Dwarfed by neighboring Australia, most of us from the other side of
the globe picture New Zealand as a tiny speck of land at the corner of
the Pacific Ocean. But in reality, the pair of islands that form the
bulk of the country stretch about the same latitudinal range as from
Albuquerque to Seattle with an equally dramatic diversity of terrain
and climate. In fact, at places like Franz Joseph Glacier, tropical
fern forests and glacial ice can be found less than a kilometer apart.|
Jeff Weekley, who has shared several prior adventures with me, joined me for the journey. For two weeks, we explored the full length of the country, road-tripping from Auckland on the northern end of the North Island down to Te Anau at the southern end of the South Island. Along the way, we saw the expected sights -- lonely beaches and snowcapped mountains -- as well as a few surprises, like a twenty-foot tall salmon and buildings in the shapes of a dog and a sheep, molded from corrugated steel.
The trip started and ended in Auckland, a young, energetic city with a great nightlife that boasts the tallest building in the southern hemisphere -- The SkyTower. From the top, visitors can get an incredible 360-degree view of the city or pay an exorbitant price for a bungee-jump, a tribute to New Zealand's adventurous tendencies.
Over two days, Jeff and I headed south to Wellington, the southernmost city of the North Island. It was there, at a local bar, that we met Daniel, a young half-Maori who has thoroughly embraced his native heritage. Daniel was more than happy to give advice on travel destinations and share his knowledge of Kiwi wildlife. We were particularly struck by his description of the kea, the world's only alpine parrot, which he described as a "cheeky bird," mischievous and totally unintimidated by humans. Daniel scrawled down a couple pages of useful notes before the three of us were finally driven out by the karaoke.

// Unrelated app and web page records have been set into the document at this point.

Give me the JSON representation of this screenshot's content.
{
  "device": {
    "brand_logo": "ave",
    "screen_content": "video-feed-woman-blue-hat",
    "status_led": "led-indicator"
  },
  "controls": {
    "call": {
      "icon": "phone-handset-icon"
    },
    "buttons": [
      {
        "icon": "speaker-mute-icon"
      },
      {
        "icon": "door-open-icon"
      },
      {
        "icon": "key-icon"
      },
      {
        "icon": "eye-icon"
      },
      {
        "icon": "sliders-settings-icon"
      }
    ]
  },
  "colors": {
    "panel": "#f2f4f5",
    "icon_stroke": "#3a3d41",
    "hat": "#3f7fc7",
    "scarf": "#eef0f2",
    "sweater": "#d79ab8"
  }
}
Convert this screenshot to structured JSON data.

Taking the ferry to Picton on the South Island, Jeff and I continued our journey south. And just as Daniel had predicted, it wasn't long before we encountered our first keas, exactly as he had described. On a short hike, the dingy-green parrots came right up to us, checking to see if we had any food to offer before heading back into the woods. When we got back to the car, they were hanging on the radio antenna and attempting to pull the weather-stripping from around the windows. Our rental car survived the attack, but we did notice other vehicles that took more of a beating.

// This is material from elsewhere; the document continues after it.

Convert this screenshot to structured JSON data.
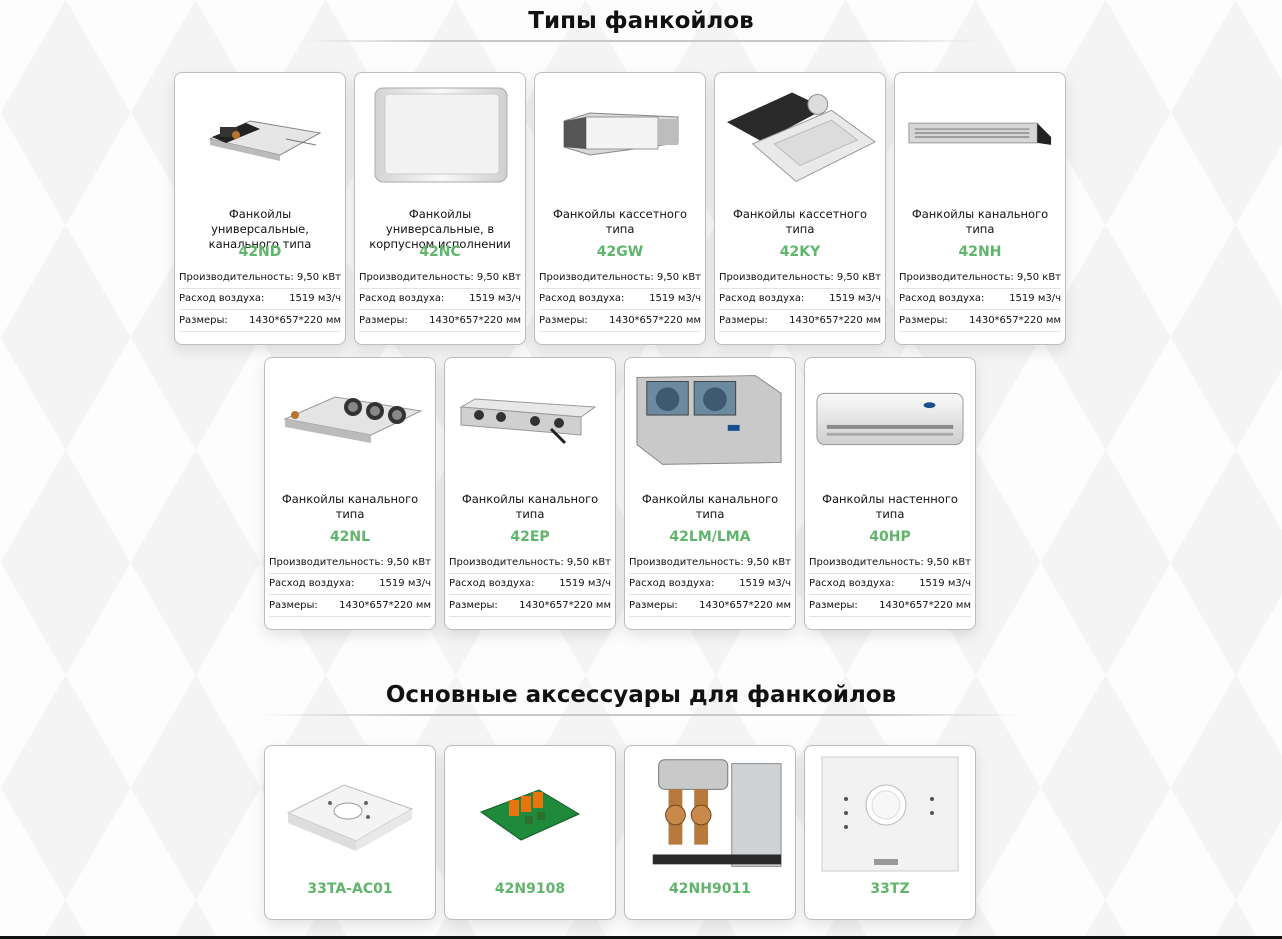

Wanting to get away from the roads, Jeff and I took a three-day hike along the Kepler Track. Along the route, we spent a full day above treeline with incredible views of the surrounding snowcapped peaks. We're both accustomed to a little bit more rugged conditions, the immaculate conditions of the trails and huts took us by surprise, prompting frequent jokes about their handicapped accessibility.

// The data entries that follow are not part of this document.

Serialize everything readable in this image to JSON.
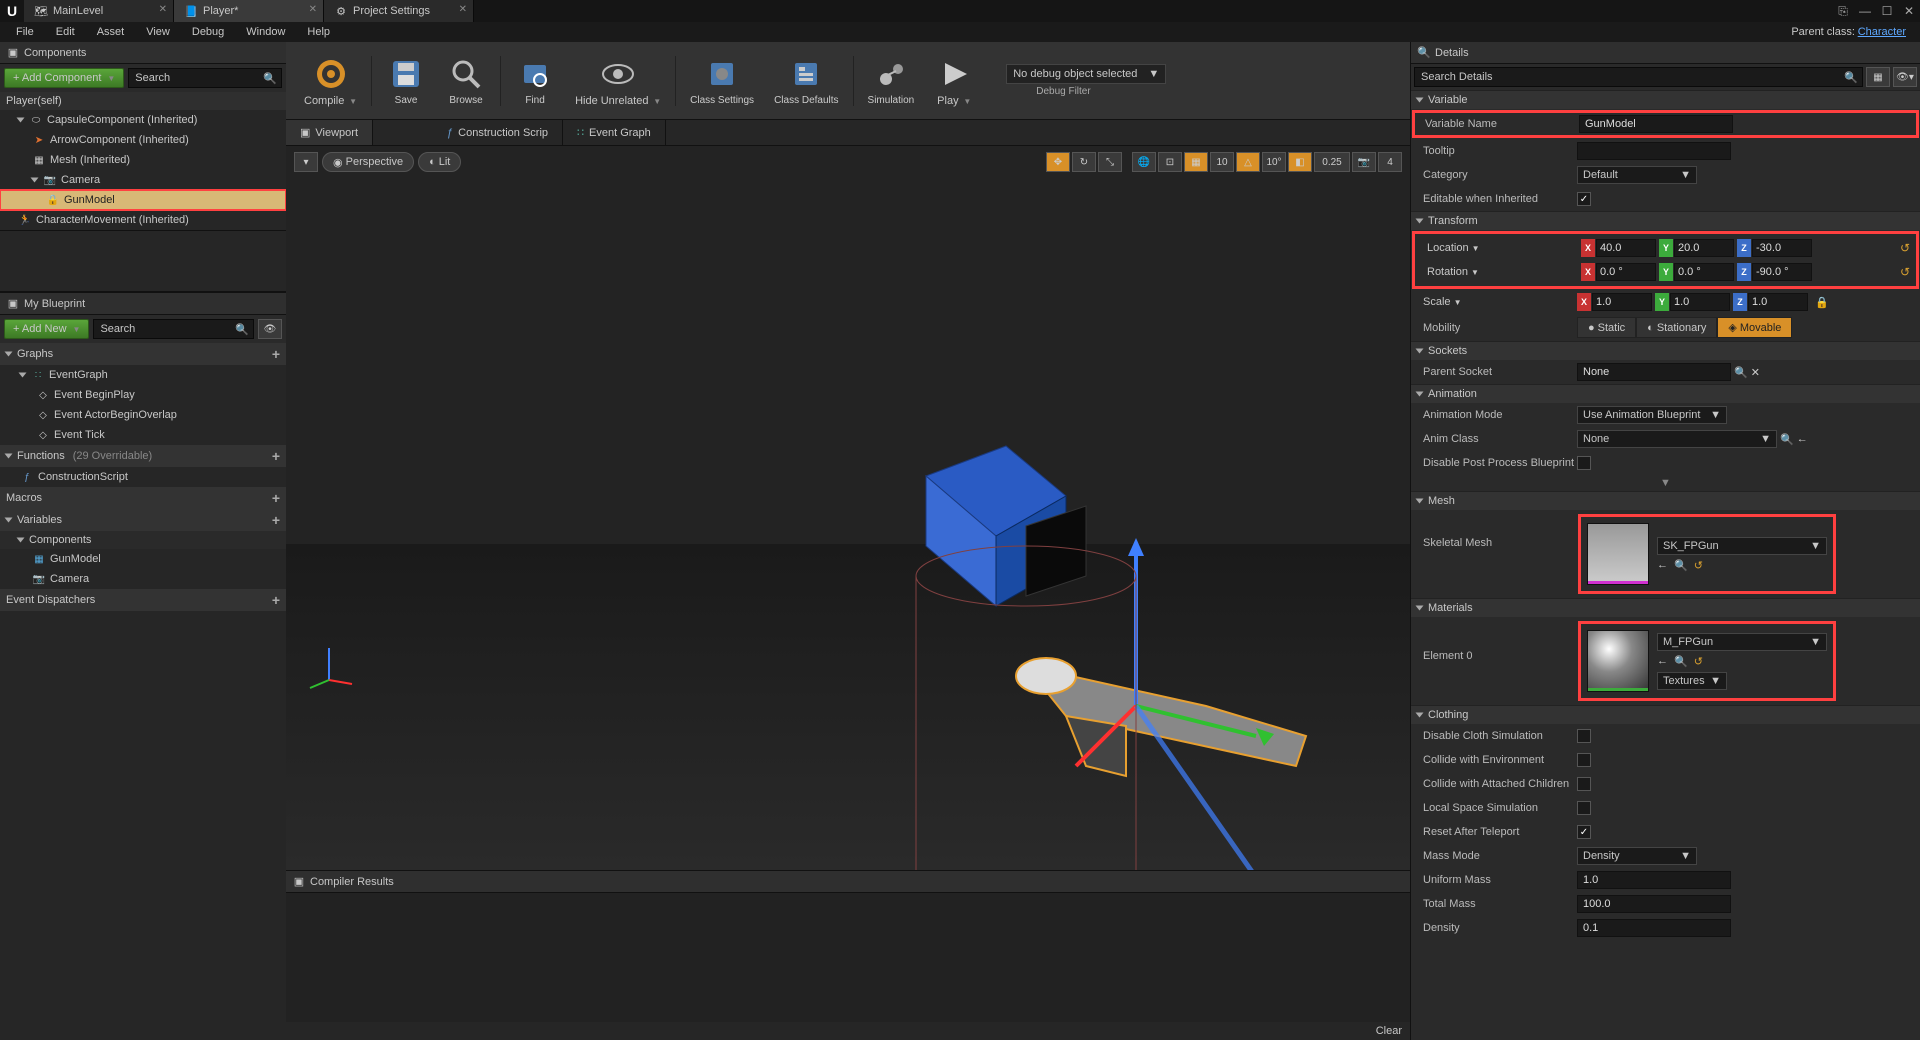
{
  "tabs": [
    {
      "label": "MainLevel",
      "icon": "level"
    },
    {
      "label": "Player*",
      "icon": "bp",
      "active": true
    },
    {
      "label": "Project Settings",
      "icon": "gear"
    }
  ],
  "parent_class_label": "Parent class:",
  "parent_class_value": "Character",
  "menu": [
    "File",
    "Edit",
    "Asset",
    "View",
    "Debug",
    "Window",
    "Help"
  ],
  "components_panel": {
    "title": "Components",
    "add_btn": "+ Add Component",
    "search": "Search",
    "items": [
      {
        "label": "Player(self)",
        "indent": 0
      },
      {
        "label": "CapsuleComponent (Inherited)",
        "indent": 1,
        "icon": "capsule",
        "expand": true
      },
      {
        "label": "ArrowComponent (Inherited)",
        "indent": 2,
        "icon": "arrow"
      },
      {
        "label": "Mesh (Inherited)",
        "indent": 2,
        "icon": "mesh"
      },
      {
        "label": "Camera",
        "indent": 2,
        "icon": "camera",
        "expand": true
      },
      {
        "label": "GunModel",
        "indent": 3,
        "icon": "mesh",
        "selected": true,
        "highlight": true
      },
      {
        "label": "CharacterMovement (Inherited)",
        "indent": 1,
        "icon": "move"
      }
    ]
  },
  "my_blueprint": {
    "title": "My Blueprint",
    "add_btn": "+ Add New",
    "search": "Search",
    "sections": [
      {
        "title": "Graphs",
        "items": [
          {
            "label": "EventGraph",
            "icon": "graph",
            "expand": true
          },
          {
            "label": "Event BeginPlay",
            "icon": "event",
            "indent": 1
          },
          {
            "label": "Event ActorBeginOverlap",
            "icon": "event",
            "indent": 1
          },
          {
            "label": "Event Tick",
            "icon": "event",
            "indent": 1
          }
        ]
      },
      {
        "title": "Functions",
        "suffix": "(29 Overridable)",
        "items": [
          {
            "label": "ConstructionScript",
            "icon": "func"
          }
        ]
      },
      {
        "title": "Macros",
        "items": []
      },
      {
        "title": "Variables",
        "items": []
      },
      {
        "title": "Components",
        "items": [
          {
            "label": "GunModel",
            "icon": "mesh"
          },
          {
            "label": "Camera",
            "icon": "camera"
          }
        ]
      },
      {
        "title": "Event Dispatchers",
        "items": []
      }
    ]
  },
  "toolbar": [
    {
      "label": "Compile",
      "icon": "compile"
    },
    {
      "label": "Save",
      "icon": "save"
    },
    {
      "label": "Browse",
      "icon": "browse"
    },
    {
      "label": "Find",
      "icon": "find"
    },
    {
      "label": "Hide Unrelated",
      "icon": "hide"
    },
    {
      "label": "Class Settings",
      "icon": "settings"
    },
    {
      "label": "Class Defaults",
      "icon": "defaults"
    },
    {
      "label": "Simulation",
      "icon": "sim"
    },
    {
      "label": "Play",
      "icon": "play"
    }
  ],
  "debug_filter": {
    "selected": "No debug object selected",
    "label": "Debug Filter"
  },
  "subtabs": [
    {
      "label": "Viewport",
      "icon": "vp",
      "active": true
    },
    {
      "label": "Construction Scrip",
      "icon": "func"
    },
    {
      "label": "Event Graph",
      "icon": "graph"
    }
  ],
  "viewport": {
    "perspective": "Perspective",
    "lit": "Lit",
    "snap_grid": "10",
    "snap_angle": "10°",
    "snap_scale": "0.25",
    "cam_speed": "4"
  },
  "compiler_results": {
    "title": "Compiler Results",
    "clear": "Clear"
  },
  "details": {
    "title": "Details",
    "search": "Search Details",
    "sections": {
      "variable": {
        "title": "Variable",
        "name_label": "Variable Name",
        "name_value": "GunModel",
        "name_highlight": true,
        "tooltip_label": "Tooltip",
        "tooltip_value": "",
        "category_label": "Category",
        "category_value": "Default",
        "editable_label": "Editable when Inherited",
        "editable_checked": true
      },
      "transform": {
        "title": "Transform",
        "location_label": "Location",
        "location": {
          "x": "40.0",
          "y": "20.0",
          "z": "-30.0"
        },
        "location_highlight": true,
        "rotation_label": "Rotation",
        "rotation": {
          "x": "0.0 °",
          "y": "0.0 °",
          "z": "-90.0 °"
        },
        "rotation_highlight": true,
        "scale_label": "Scale",
        "scale": {
          "x": "1.0",
          "y": "1.0",
          "z": "1.0"
        },
        "mobility_label": "Mobility",
        "mobility": [
          "Static",
          "Stationary",
          "Movable"
        ],
        "mobility_selected": "Movable"
      },
      "sockets": {
        "title": "Sockets",
        "parent_label": "Parent Socket",
        "parent_value": "None"
      },
      "animation": {
        "title": "Animation",
        "mode_label": "Animation Mode",
        "mode_value": "Use Animation Blueprint",
        "class_label": "Anim Class",
        "class_value": "None",
        "disable_pp_label": "Disable Post Process Blueprint"
      },
      "mesh": {
        "title": "Mesh",
        "label": "Skeletal Mesh",
        "value": "SK_FPGun",
        "highlight": true
      },
      "materials": {
        "title": "Materials",
        "label": "Element 0",
        "value": "M_FPGun",
        "textures_btn": "Textures",
        "highlight": true
      },
      "clothing": {
        "title": "Clothing",
        "rows": [
          {
            "label": "Disable Cloth Simulation",
            "checked": false
          },
          {
            "label": "Collide with Environment",
            "checked": false
          },
          {
            "label": "Collide with Attached Children",
            "checked": false
          },
          {
            "label": "Local Space Simulation",
            "checked": false
          },
          {
            "label": "Reset After Teleport",
            "checked": true
          }
        ],
        "mass_mode_label": "Mass Mode",
        "mass_mode_value": "Density",
        "uniform_mass_label": "Uniform Mass",
        "uniform_mass_value": "1.0",
        "total_mass_label": "Total Mass",
        "total_mass_value": "100.0",
        "density_label": "Density",
        "density_value": "0.1"
      }
    }
  }
}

Even after more than a week of hiking and driving nearly the full latitudinal extent of New Zealand, it wasn't until Jeff and I reached Milford Sound that I felt I had really experienced New Zealand. There, in a narrow fiord that can only be reached through a long tunnel, steep, glacial-carved cliffs rise directly out of the sea and into the clouds. Nearly seven meters of annual rainfall feed the dozens of towering waterfalls that tumble into the ocean, some blown into a fine mist before they strike the sea.
Due to its unusual geographic conditions, Milford Sound supports marine life that can typically only survive deep in the sea. An observatory has been constructed to allow easy access to the unique environment. Visitors descend a stairway to four stories under the sea, where thick windows look out on the native species, including the rare black coral -- which is, oddly enough, brilliant white when it is still alive. Outside, plants and corals sway slightly in the surge. Growing only a centimeter a year, some of the black corals must be nearly a century old.
It's no surprise that New Zealand is home to a huge array of species that aren't found anywhere else on earth. The island country was isolated from the rest of the world for millions of years, allowing creatures to evolve in a low-pressure environment, free from the ferocious predators that drive the evolutionary process. This explains the large number of flightless birds that would have a tough time surviving anywhere else. Unfortunately, many of these unique creatures are now threatened by the introduction of foreign species that have already resulted in the extinction of more than 40 bird varieties. New Zealand has embraced these mistakes, learning from its past to try to secure a better future. This is perhaps most evident when passing through customs, where non-native plant and animal matter -- even if seemingly innocuous -- are heavily restricted.
Reaching the extent of our travels, Jeff and I made a hasty return back to Auckland via a flight from Christchurch. Two weeks was enough to sample the country, but there are still so many mountains to climb and so much left to explore -- necessitating a future return.